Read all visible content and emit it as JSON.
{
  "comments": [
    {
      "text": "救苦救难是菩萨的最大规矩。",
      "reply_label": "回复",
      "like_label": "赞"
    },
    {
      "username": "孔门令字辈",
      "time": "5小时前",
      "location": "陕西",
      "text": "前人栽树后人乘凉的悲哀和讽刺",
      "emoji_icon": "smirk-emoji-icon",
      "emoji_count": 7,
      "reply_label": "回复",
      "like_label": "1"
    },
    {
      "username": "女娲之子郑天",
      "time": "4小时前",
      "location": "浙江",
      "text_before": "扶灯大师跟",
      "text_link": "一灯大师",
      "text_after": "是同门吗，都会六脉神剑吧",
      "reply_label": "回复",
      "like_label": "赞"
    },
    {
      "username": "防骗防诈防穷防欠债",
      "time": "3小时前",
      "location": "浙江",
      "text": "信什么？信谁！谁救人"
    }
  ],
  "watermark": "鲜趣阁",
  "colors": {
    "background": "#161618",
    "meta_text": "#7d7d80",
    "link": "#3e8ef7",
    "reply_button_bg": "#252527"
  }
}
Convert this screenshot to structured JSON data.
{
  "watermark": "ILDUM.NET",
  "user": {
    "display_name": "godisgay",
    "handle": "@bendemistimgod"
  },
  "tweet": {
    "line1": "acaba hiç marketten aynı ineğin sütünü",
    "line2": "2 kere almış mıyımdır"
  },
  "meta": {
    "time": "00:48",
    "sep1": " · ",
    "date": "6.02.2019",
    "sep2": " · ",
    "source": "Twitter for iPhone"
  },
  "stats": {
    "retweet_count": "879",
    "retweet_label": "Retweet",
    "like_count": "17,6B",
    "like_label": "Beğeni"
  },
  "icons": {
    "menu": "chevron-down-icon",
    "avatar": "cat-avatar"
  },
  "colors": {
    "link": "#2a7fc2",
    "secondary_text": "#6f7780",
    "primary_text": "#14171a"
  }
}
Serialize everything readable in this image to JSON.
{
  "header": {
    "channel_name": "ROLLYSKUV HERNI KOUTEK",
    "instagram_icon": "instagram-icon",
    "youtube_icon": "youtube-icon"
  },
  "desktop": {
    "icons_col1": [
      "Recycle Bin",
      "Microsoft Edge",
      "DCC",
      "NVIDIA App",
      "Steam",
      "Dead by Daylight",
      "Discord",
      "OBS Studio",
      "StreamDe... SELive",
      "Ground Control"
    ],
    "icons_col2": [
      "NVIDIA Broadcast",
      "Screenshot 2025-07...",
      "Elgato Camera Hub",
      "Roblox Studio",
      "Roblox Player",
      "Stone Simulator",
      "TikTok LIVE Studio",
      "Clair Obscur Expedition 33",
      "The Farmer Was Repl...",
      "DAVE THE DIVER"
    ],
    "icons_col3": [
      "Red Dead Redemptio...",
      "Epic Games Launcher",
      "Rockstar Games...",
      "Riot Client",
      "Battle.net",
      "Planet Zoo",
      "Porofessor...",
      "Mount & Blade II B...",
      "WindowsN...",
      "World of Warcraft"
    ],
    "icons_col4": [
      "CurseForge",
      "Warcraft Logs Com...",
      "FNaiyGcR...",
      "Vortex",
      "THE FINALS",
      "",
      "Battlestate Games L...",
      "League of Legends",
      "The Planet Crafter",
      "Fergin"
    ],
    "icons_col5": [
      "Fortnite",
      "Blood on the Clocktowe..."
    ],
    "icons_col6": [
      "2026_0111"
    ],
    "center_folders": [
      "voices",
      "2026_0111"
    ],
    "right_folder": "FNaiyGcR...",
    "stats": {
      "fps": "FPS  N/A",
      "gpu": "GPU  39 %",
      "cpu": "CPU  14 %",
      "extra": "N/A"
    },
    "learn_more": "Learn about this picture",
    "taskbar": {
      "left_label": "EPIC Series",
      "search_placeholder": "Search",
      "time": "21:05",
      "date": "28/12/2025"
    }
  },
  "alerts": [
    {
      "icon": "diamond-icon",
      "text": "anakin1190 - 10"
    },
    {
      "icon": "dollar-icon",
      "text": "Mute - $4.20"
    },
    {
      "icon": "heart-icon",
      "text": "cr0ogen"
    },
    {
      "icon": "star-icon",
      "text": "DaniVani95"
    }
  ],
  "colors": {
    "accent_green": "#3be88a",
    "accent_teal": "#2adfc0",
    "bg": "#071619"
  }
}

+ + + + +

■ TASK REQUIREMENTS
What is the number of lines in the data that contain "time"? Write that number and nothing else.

■ RESULT FOR THIS EXERCISE
5